“Detroit—Where Life’s Worth Living” (Part 2)
The People of Detroit
In 1915, the Detroit Convention and Tourists' Bureau put out a lovely brochure touting the many highlights of the city. At the time, Detroit was the seventh-largest city in the country. The population was estimated at 645,000, up from 465,000 in 1910. (A 39% increase in 5 years!) As a point of comparison, the 2010 census puts Detroit at 713,000 today--a 25% decrease from 2000 and the lowest number of any official census since 1910.
In 1915 Detroit:
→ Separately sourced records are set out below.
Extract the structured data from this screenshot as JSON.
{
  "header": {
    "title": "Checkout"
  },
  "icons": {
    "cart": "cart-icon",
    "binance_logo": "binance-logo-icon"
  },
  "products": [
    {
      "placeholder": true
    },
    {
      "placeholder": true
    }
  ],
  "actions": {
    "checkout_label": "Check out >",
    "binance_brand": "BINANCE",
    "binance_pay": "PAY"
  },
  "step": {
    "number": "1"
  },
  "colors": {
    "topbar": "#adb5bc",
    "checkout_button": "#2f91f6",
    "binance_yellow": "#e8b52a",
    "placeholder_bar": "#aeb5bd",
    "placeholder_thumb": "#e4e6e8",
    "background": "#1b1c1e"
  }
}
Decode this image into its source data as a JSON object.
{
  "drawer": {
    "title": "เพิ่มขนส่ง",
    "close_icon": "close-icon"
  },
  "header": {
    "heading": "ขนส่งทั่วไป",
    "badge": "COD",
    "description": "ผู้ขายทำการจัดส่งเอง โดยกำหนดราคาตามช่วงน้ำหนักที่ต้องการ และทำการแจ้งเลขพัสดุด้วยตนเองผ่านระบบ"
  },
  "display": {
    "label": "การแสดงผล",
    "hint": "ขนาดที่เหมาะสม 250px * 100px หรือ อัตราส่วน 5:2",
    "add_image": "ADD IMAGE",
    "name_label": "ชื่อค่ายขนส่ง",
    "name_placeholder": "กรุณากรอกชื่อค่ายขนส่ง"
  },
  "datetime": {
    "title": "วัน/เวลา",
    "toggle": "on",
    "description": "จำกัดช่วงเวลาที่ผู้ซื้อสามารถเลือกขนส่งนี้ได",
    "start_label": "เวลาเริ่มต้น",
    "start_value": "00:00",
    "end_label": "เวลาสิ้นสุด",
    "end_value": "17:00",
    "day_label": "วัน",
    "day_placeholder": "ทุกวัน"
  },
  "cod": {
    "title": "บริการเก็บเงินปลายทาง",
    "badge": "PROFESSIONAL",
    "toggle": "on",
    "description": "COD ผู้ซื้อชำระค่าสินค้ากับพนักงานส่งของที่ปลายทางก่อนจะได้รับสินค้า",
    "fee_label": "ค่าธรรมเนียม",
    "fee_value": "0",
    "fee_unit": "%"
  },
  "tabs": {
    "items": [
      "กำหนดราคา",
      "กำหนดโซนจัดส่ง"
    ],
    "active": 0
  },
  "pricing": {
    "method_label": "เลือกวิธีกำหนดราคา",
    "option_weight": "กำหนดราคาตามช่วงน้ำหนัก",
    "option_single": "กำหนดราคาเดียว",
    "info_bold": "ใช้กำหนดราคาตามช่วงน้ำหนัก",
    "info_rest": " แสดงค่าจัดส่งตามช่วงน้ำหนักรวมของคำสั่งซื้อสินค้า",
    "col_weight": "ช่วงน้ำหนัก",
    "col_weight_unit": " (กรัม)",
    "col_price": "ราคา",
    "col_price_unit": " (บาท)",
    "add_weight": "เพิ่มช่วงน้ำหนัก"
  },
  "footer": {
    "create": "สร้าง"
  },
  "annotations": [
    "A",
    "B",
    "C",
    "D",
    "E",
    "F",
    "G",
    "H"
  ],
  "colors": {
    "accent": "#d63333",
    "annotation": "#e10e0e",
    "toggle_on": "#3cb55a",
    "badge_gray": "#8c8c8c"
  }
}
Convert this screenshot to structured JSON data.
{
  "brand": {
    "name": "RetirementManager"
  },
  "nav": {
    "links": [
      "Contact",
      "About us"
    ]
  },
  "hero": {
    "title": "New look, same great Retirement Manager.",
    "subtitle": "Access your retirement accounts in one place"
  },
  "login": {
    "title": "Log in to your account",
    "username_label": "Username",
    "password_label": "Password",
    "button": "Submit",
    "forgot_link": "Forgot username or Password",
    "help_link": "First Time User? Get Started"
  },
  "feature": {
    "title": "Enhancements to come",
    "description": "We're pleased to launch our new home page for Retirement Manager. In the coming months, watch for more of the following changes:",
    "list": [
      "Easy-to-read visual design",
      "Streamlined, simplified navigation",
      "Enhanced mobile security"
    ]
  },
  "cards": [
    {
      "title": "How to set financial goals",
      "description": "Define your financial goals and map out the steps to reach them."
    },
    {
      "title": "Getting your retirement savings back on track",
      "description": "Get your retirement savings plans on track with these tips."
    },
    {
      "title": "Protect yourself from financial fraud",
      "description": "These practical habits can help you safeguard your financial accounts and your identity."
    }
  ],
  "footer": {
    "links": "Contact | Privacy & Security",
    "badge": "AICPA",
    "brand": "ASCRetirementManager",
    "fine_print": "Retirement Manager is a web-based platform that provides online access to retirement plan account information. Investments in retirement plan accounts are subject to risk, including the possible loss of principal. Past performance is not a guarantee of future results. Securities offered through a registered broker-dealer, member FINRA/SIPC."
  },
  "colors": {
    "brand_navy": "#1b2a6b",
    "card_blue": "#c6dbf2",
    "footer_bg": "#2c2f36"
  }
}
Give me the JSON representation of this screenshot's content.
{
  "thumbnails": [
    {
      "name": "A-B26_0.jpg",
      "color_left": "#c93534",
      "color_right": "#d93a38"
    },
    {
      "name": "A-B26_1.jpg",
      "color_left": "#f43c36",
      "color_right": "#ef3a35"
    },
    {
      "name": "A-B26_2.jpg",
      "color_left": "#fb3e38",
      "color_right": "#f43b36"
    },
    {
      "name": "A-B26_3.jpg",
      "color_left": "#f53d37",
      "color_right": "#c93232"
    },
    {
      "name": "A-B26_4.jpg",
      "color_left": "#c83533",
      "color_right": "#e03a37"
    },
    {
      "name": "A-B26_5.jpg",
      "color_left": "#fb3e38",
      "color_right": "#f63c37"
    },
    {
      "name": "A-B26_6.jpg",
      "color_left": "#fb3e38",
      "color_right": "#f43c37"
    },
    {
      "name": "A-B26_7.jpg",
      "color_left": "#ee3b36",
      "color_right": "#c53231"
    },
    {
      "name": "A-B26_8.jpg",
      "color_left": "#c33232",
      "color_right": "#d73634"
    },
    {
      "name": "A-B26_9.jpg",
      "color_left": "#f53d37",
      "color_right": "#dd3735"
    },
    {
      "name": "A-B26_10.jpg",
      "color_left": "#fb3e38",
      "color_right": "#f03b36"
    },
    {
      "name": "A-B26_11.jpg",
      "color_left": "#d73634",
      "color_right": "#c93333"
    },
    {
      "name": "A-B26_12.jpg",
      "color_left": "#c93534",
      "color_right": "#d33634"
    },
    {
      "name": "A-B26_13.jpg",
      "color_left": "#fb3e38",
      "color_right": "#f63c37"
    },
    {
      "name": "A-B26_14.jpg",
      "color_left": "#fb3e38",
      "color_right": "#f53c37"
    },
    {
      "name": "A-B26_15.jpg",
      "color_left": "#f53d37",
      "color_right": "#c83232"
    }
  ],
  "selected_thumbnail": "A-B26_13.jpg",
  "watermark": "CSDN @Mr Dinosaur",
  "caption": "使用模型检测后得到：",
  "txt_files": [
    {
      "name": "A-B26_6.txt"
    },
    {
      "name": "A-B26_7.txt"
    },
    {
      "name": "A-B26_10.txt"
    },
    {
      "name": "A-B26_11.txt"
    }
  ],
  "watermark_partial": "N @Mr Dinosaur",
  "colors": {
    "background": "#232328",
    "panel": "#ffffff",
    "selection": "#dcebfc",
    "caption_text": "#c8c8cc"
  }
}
The southern migration had begun with Ford’s “Five-dollar day” in 1914. (Up to this point, most unskilled laborers made a little over a dollar a day.) The five-dollar day sparked the growth of the middle-class, creating for the first time a large group of people who could afford to buy cars and eventually move out of the city centers where they worked. In that way, Ford first was responsible for a large part of Detroit’s growth and then for the decline of the city as those who could afford to leave did.